The Occupational Therapy Service has involved service users in the Regional Wheelchair Training Programme for Occupational Therapists. Service users co-present on topics related to their circumstances. This input has made training more relevant and has enabled occupational therapists (OT) to better understand the needs of individual service users, and, as a result provide more appropriate wheelchair prescriptions. Furthermore, service users are also involved in the production of all training materials, working in partnership with the Wheelchair Training OT to produce photographs, videos and quotations for use in the training materials.


Many services also offer opportunities for service users to get involved in regular groups and activities, such as:

  • Service user groups for day centres
  • Inputting into newsletters

There are also opportunities to participate in, for example, one-off focus groups, questionnaires, face-to-face or telephone interviews. Generally these undertaken to:

  • Review services and make resulting improvements
  • Input into changes to the physical environment
  • Input into proposed service changes
  • Input into patient/carer information, newsletters, and other materials.

For a list of opportunities to become involved, please click here

BME (Black and Minority Ethnic) Groups

The BHSCT BME Health and Wellbeing Steering Group, which is chaired by Catherine McNicholl, Director of Adult Social and Primary Care, organised a workshop for representatives of ethnic minority organisations in 2013. Through this workshop, the Trust has developed a BME Health and Wellbeing Action Plan, which included mapping the specific services for ethnic minority users within the Trust and identified the priority areas for meeting the needs of ethnic minority service users, which included BME mental health services and services for older people.

Following a workshop for BME groups to discuss and identify carers’ issues, the BME Carers Support Group was formed. The Trust’s Carers Co-ordinator and the BME Community Development Practitioner support the group and discuss the carers’ needs and concerns, either individually or in the group and involve them in planning future programmes and supports.


The Trust employs 3 Traveller Community Health Workers who facilitate a range of involvement activities with people from the Traveller Community.


 The Trust employs 2 Roma Community Health Workers who facilitate a range of involvement activities with people from the Roma Community. 

Carers Involvement

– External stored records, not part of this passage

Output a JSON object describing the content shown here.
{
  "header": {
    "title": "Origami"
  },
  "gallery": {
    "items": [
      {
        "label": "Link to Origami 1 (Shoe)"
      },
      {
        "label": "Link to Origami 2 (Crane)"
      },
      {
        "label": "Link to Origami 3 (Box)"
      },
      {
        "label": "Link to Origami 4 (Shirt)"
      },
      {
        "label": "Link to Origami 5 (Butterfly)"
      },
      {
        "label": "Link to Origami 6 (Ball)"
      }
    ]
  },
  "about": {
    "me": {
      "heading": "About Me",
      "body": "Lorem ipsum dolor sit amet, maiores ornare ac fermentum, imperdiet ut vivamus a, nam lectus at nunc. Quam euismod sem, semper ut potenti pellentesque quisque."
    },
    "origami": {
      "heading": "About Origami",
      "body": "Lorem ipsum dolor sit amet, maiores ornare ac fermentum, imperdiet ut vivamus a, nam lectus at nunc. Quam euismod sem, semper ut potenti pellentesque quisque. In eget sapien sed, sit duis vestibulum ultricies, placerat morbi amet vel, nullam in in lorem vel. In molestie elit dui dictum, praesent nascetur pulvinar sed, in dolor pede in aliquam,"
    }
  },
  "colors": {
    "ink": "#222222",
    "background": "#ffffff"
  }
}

There are many different ways carers can get involved in influencing how services are developed in the Belfast Trust. So far carers have been active in:

  • Discussing their experiences with staff
  • Sharing their ideas how services can be improved 
  • Developing a Carer’s Handbook and website information 
  • Reviewing carer information leaflets 
  • Delivering training for healthcare professionals
  • Organising carer events alongside staff
  • Commenting on draft Trust policies and guidance
  • Being a member of the Trust’s Carer Strategy Group
  • Being a member of the Trust’s Carers Reference Group

There are other ways of being involved, see Current Opportunities for Involvement. Carers do not necessarily have to attend meetings, as feedback can also be given by phone, email or by post. Find out more here